We’re almost to the end of the contracts/dealbreakers series. I can’t tell you how pleased I am about this, because I feel dirty just looking at some of these contracts and agreements.
Most of you indie writers tuned this series out long ago, because you believed it didn’t apply to you. And yet, I read all the time about indie writers who sign with an agent to sell the print versions of an ebook and to sell foreign rights and auxiliary rights.
Bad move. Really, really, really bad move.
First, you’re signing traditional publishing contracts if you sell your paper book rights. You’re also signing traditional publishing contracts if you sell foreign rights. And I’m not even going into Hollywood options or movie deals or TV deals—
. . . .
Think about that for a moment: this writer hired an agent to represent all rights in the book, including movie and TV rights, and the agent had the writer sign a shopping agreement with a third party. Right there, that’s suspect. Because the agent should already have representatives from the agency (or a partner company) shopping the property.
This shopping agreement had no termination date, allowed the third party to shop the book to anyone who might make a film, a game, anything that moved, in technology developed or not yet developed, in territories around the world and the universe in perpetuity. For the duration of the agreement, the third party and the agent controlled all of those subsidiary rights in the project.
And the kicker? No money exchanged hands. The writer lost control of all subsidiary rights in her book project for no money and no reason, in perpetuity. All because her agent told her to sign the damn agreement. And the writer did.
And then she sent it to us as an example of the agent doing a good job.
. . . .
At first glance, these agent agreements, as they’re called, seem pretty benign. Most are no more than 3 pages long, and seem to be written in English. In fact, most of them are written in chatty language, usually in the form of a “letter,” so the writer thinks they’re signing something informal, when really, they’re signing a contract.
The worst one I’ve seen comes from a huge, very famous agency, whose chairman (and lead agent) apparently figured he could save money on legal fees, and cobbled an agreement together himself.
It looked like it was made of spit and glue, and had many unenforceable clauses. I’m sure it’s been revised since by lawyers, because I know two writers who challenged the thing in court.
But the version I have gave the agency 15% of the copyright in every project the agency represented. It said so flat out in the agreement. (I’m sure the updated version says the same thing, as well. I’m sure it says all the same things, except in better legalese.)
The agency also decided to cover its tushy by adding some version of this:
The writer agrees to follow any agent clause in a publishing contract to the letter.
In other words, that agent clause in your traditional publishing contract, the clause we discussed last week, the clause stuffed full of things that benefit the agent? Well, if you had no agreement like this with your agent, that clause is toothless.
If you have an agreement saying you will abide by the clause in that traditional publishing contract, then suddenly the clause has teeth.

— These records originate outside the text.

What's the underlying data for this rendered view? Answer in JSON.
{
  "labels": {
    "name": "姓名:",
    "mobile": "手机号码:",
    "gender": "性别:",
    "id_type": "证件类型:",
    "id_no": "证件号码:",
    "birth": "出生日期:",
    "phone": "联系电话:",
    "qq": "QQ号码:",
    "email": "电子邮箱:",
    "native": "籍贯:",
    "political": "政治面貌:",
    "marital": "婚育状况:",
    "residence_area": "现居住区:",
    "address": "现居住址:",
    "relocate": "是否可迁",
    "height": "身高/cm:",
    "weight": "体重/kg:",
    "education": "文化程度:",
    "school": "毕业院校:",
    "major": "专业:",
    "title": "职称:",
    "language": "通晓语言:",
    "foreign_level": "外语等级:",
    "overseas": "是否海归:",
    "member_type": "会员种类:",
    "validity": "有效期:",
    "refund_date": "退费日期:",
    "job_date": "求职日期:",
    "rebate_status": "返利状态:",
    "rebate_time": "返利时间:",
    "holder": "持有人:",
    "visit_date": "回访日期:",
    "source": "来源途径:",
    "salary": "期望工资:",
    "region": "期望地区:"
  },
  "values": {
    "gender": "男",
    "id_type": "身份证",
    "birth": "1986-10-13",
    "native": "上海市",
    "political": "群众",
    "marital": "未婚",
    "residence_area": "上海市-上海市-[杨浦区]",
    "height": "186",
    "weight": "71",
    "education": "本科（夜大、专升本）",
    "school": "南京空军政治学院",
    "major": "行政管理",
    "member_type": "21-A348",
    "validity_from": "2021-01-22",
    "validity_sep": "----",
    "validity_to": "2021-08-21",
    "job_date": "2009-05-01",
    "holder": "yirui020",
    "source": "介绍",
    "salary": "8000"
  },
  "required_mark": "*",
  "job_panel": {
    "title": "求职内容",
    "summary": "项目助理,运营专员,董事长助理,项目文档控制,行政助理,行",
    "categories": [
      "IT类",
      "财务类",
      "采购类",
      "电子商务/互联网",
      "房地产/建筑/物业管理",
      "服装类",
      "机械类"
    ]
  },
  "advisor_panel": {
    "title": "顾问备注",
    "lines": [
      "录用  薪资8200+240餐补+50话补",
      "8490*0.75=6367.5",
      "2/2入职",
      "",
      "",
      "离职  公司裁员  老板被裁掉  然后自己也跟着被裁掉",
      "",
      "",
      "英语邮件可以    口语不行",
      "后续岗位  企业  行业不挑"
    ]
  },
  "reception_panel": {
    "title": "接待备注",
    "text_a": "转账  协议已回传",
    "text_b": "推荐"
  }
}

And so does every version of that clause you signed from the beginning of your relationship with the agent.
. . . .
The agreement I have before me, from a long-time agency, founded by one of the big name agents of the mid-20th century, has an agency agreement that looks like the chatty letter-type agreements I saw in the 1980s.
Until you read it.
And then you find clauses like this (the emphasis in bold is mine):
You hereby irrevocably assign to us and we shall be entitled to retain a sum equal to fifteen (15%) percent of all gross monies and other considerations paid to you or on your behalf with respect to any and all contracts negotiated and concluded under the terms of this agreement…
Well, you can delete the word “irrevocably” and the clause isn’t that bad, right? If they negotiated something, then they’re entitled to their percentage, right?
Um, the clause doesn’t stand by itself. Combine it with this baby:
This agreement is effective immediately and continues in effect until terminated by either party…We will continue to function as your agent and to receive our commission on all contracts negotiated and concluded during the term of this agreement, or within six (6) months following termination, if negotiations were commenced during the term hereof, and any modifications, replacements, extensions, and supplements of such contracts regardless of when made or by whom negotiated or when payments were received…
So imagine this: you fire the agency because they screwed up your negotiation. Say, maybe, they tried to give a free option to a big name actor, or something stupid like that.
You do the negotiating yourself on the deal (with a lawyer back-stopping you), get a movie option for six figures, that’s then made into a film for seven figures, plus the book the movie is founded on stays in print, and becomes a bestseller, and you renegotiate the contract and, according to this stupid agreement, you still have to pay the f***-up agent her 15%. The agent you fired because she was bad at negotiating.